Well, that was the first few minutes of the day.  What else is in store?

The rest of the day was uneventful for wildlife at least.  But how about this enormous leaf?

Red-orange bittersweet berries are the most colorful thing in the woods by this time

Criss-crossing Skyline Drive

The geological highlight was Blackrock, which the AT loops nearly three-quarters of the way around to make sure you don’t miss it.  It is also easily accessible via a half-mile trail from a parking area on Skyline Drive.  Blackrock is a pile of talus rock – Hampton Sandstone, which someone more knowledgeable than I will have to elaborate on -- just begging to be scrambled (there is no “trail” to the top of the pile).  However, it’s not as easy as it looks.  Some rocks are loose, even the big boulders are wiggly, and an ankle-twisting may await you.

There were people around but somehow no one played “King of the Mountain” while I was up top.  The view is 360 degrees.  Imagine how glorious it would have looked a couple of weeks earlier when the leaves were in full color. 

On top of Blackrock



Lichen patterns on the rocks





The waypoints were frequent, the miles churned out, and by the time I reached the first sign for Loft Mountain Campground I was ready to call it a day.  But…although there were several connector trails going through the campground, if you want to pass every white blaze, the AT circumvents it and winds all the way around the south, the east and up to the northern end.  There is where I found the connector trail to the camp store.  Swiftly I hiked up this little path a bit ahead of schedule, ready to buy a soft drink and check off the day’s progress.
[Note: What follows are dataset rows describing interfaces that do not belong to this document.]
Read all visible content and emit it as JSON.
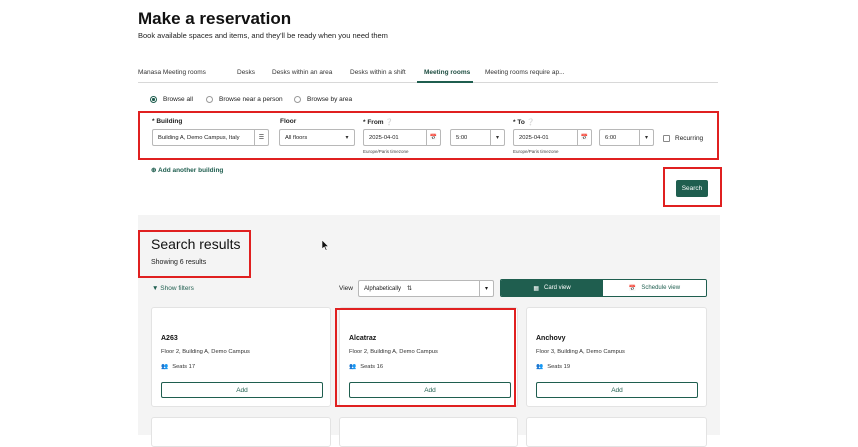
{
  "page": {
    "title": "Make a reservation",
    "subtitle": "Book available spaces and items, and they'll be ready when you need them"
  },
  "tabs": [
    {
      "label": "Manasa Meeting rooms"
    },
    {
      "label": "Desks"
    },
    {
      "label": "Desks within an area"
    },
    {
      "label": "Desks within a shift"
    },
    {
      "label": "Meeting rooms"
    },
    {
      "label": "Meeting rooms require ap..."
    }
  ],
  "active_tab": "Meeting rooms",
  "browse": {
    "options": [
      "Browse all",
      "Browse near a person",
      "Browse by area"
    ],
    "selected": "Browse all"
  },
  "filters": {
    "building_label": "* Building",
    "building_value": "Building A, Demo Campus, Italy",
    "floor_label": "Floor",
    "floor_value": "All floors",
    "from_label": "* From",
    "from_date": "2025-04-01",
    "from_time": "5:00",
    "from_tz": "Europe/Paris timezone",
    "to_label": "* To",
    "to_date": "2025-04-01",
    "to_time": "6:00",
    "to_tz": "Europe/Paris timezone",
    "recurring_label": "Recurring",
    "add_building": "Add another building",
    "search_button": "Search"
  },
  "results": {
    "title": "Search results",
    "count": "Showing 6 results",
    "show_filters": "Show filters",
    "view_label": "View",
    "sort_value": "Alphabetically",
    "card_view": "Card view",
    "schedule_view": "Schedule view",
    "cards": [
      {
        "name": "A263",
        "location": "Floor 2, Building A, Demo Campus",
        "seats": "Seats 17",
        "add": "Add"
      },
      {
        "name": "Alcatraz",
        "location": "Floor 2, Building A, Demo Campus",
        "seats": "Seats 16",
        "add": "Add"
      },
      {
        "name": "Anchovy",
        "location": "Floor 3, Building A, Demo Campus",
        "seats": "Seats 19",
        "add": "Add"
      }
    ]
  },
  "colors": {
    "accent": "#1f5e4f",
    "highlight": "#e02020",
    "panel": "#f4f4f4"
  }
}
No cars.  Not mine or anyone else’s.  The place was shut up tight. 

My sad conclusion was that the campground was closed for the season and the access road was gated so Jim couldn’t get in to leave the car.  I didn’t have the guidebook or larger maps with me, just my elevation profile notes, so I tried to remember details of the brochure we had picked up when we entered the park.  Seems like the paved road goes down just a mile or so to join Skyline Drive.  Hopefully Jim parked as close to that road junction as possible.  Nothing for it but to walk a little longer.

Ah, yes!  At the junction with Skyline Drive sits Loft Mountain Wayside, a little gift shop and restaurant, and that’s my car in parking lot!  But Jim is not in it…but his bike is… he must have gone looking for me.

I waited a while as I tried to reason what Jim would do.  He must have thought he could intercept me by hiking up the spur trail that started by the campground access road and goes up to the AT.  But when?  It couldn’t have been too long.  If he took the trail and I took the road, we would have missed each other.  As I puzzled, I saw a car turn onto the campground access road, open the gate and leave it partially open.  Choosing to beg forgiveness rather than permission, I followed in my car back up to the campground store.  Now there was a cleaning crew there and, yes, they had just spoken to Jim and sent him on up the AT to look for me. 

Cut to the chase:  after two hours of me driving to different AT access points along Skyline Drive, leaving notes to tell Jim to stay put and talking to everyone I saw to intercept him, we were reunited at the Wayside.  I was mainly worried that he would go too far south on the trail, worry that he wasn’t finding me, and darkness was descending.  Once we were both accounted for and parsed the sequence of events and Jim’s good intentions, the moral of the story was not to ever come looking for me until I am overdue by an agreed amount of time.  The vast majority of the time I can figure things out for myself.

The happy ending was our lovely secluded cabin at Lydia Mountain Lodge & Cabins called "Just Us." The owners very graciously allowed us to change our reservation for early October without a fee.  A home-cooked meal, a beer, a hot tub and a warm fire made everything all better.

[Footnote:  My hike took place in October 2013, but shortly before this posting in March 2014, this area was devastated by a fire encompassing more than 450 acres, reportedly started by an illegal campfire.  The AT and Skyline Drive remain open but the Wildcat Ridge and Rocks Mountain side trails to the west are closed.)


"I may not be there yet but I'm closer than I was yesterday."  ~Unknown